LONDON – WikiLeaks founder Julian Assange was sentenced to 50 weeks in jail for skipping bail in Britain seven years ago and seeking refuge in Ecuador’s embassy.

The sentencing comes one day ahead of a court hearing in London over a U.S. extradition request for Assange. The Department of Justice has charged him with conspiring to break into a Pentagon computer system to reveal government secrets.

It alleges that Assange, who is known for his exceptional computer hacking skills, assisted Chelsea Manning, then a soldier in the U.S. Army, in cracking a password stored on U.S. Department of Defense computers.
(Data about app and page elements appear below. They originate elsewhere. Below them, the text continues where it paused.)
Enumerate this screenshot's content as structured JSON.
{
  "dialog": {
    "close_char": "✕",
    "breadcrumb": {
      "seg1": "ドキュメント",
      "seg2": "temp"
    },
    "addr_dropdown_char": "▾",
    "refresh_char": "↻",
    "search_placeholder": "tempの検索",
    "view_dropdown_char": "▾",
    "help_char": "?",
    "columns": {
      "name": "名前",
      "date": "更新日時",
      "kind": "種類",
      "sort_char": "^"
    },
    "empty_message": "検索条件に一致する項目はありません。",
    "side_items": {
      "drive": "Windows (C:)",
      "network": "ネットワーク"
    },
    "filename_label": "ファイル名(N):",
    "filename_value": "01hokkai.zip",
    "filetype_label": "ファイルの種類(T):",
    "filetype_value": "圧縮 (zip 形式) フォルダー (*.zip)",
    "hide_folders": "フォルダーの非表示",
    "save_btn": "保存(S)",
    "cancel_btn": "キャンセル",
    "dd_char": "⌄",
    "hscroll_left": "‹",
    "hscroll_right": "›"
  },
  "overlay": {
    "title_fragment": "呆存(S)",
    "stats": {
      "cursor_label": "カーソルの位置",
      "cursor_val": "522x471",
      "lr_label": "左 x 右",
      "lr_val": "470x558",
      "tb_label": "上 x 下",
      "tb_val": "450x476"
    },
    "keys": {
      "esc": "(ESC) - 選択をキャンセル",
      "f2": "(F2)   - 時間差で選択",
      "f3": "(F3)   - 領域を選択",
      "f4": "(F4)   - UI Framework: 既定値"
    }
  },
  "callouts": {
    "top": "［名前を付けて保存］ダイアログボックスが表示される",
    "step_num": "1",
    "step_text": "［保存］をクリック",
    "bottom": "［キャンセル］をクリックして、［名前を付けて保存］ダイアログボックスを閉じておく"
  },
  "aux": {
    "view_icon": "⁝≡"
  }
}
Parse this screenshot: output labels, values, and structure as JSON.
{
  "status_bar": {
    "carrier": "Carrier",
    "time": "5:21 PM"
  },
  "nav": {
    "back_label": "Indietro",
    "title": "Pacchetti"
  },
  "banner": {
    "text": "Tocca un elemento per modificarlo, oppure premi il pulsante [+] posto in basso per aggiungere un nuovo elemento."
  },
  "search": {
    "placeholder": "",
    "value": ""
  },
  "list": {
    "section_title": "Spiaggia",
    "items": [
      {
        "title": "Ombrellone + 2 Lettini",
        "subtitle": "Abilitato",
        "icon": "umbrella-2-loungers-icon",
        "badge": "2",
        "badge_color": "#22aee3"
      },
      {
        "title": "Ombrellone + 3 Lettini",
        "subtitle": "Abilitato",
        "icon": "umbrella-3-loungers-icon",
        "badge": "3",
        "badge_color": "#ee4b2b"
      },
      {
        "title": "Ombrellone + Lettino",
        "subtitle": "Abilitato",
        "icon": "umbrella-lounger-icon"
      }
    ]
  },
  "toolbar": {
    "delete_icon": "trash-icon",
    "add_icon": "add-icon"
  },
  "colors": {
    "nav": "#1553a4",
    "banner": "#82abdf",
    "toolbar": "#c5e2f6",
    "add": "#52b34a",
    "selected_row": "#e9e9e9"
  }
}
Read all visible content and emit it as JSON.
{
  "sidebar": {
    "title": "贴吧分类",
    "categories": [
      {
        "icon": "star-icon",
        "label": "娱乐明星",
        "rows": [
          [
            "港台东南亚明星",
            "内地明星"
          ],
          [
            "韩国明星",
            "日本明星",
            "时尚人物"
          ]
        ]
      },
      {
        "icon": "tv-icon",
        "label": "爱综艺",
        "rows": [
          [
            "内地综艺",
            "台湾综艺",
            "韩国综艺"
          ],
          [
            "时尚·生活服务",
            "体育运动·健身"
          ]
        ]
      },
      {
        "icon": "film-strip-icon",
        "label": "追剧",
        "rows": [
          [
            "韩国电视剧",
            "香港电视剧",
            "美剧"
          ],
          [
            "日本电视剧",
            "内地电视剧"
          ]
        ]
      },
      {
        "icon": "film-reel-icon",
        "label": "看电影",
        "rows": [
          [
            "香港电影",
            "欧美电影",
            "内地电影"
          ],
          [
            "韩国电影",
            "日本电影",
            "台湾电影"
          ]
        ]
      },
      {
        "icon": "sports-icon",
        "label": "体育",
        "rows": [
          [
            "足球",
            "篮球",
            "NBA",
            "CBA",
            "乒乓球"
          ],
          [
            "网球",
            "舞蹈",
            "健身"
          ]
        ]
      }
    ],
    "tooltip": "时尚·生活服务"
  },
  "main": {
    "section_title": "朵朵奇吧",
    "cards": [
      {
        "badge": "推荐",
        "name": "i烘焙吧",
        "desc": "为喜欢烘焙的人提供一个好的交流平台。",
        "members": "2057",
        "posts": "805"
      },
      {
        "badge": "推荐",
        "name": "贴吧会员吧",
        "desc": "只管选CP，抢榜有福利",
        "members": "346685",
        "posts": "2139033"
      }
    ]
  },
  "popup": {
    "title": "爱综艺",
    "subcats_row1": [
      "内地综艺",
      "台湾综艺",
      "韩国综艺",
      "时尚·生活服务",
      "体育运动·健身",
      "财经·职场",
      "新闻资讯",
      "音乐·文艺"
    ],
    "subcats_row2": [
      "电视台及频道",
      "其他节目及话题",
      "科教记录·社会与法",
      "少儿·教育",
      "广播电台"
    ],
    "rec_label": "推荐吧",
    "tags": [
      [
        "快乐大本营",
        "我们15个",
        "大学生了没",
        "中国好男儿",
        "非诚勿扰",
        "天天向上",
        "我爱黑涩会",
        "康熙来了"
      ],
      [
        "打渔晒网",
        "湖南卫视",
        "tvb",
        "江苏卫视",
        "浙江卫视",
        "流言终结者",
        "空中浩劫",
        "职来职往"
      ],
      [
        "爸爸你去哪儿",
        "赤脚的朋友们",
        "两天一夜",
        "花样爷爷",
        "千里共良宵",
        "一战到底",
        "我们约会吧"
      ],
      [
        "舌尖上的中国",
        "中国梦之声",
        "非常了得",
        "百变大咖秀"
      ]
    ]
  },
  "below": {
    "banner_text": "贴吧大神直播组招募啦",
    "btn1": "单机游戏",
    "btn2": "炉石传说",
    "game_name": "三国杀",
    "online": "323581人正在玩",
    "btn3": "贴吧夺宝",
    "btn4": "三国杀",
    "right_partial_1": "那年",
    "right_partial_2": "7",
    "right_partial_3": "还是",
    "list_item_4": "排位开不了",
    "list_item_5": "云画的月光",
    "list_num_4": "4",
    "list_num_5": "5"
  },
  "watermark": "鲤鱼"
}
WikiLeaks subsequently published thousands of classified U.S. military and diplomatic cables and images, including video footage allegedly showing U.S. soldiers killing civilians in Iraq.

Manning served nearly seven years of a 35-year sentence for theft and espionage for helping to deliver classified documents to WikiLeaks. Manning’s sentence was later commuted by former President Barack Obama and was released in 2017.

Assange was arrested last month inside the Ecuadorian embassy after the South American country revoked his political asylum. The 47-year-old Australian had sought asylum in the embassy in June 2012 to avoid extradition to Sweden, where he was wanted for questioning over rape and sexual assault allegations.

While the rape and sexual assault charges against Assange were dropped because his residence in Ecuador’s embassy stymied the investigation and because the statute of limitations expired, Swedish prosecutors have indicated that they are considering a request from one of Assange’s alleged victims to re-open the rape probe.

If that happens, Assange could face a competing new claim for extradition to Sweden.

As he arrived at Southwark Crown Court in a prison van on Wednesday, Assange raised a clenched fist. He wore a black blazer and his white hair and long beard were trimmed, a marked contrast to his disheveled appearance when he was carried out head-first of Ecuador’s embassy on April 11, looking frail and disoriented, by British police.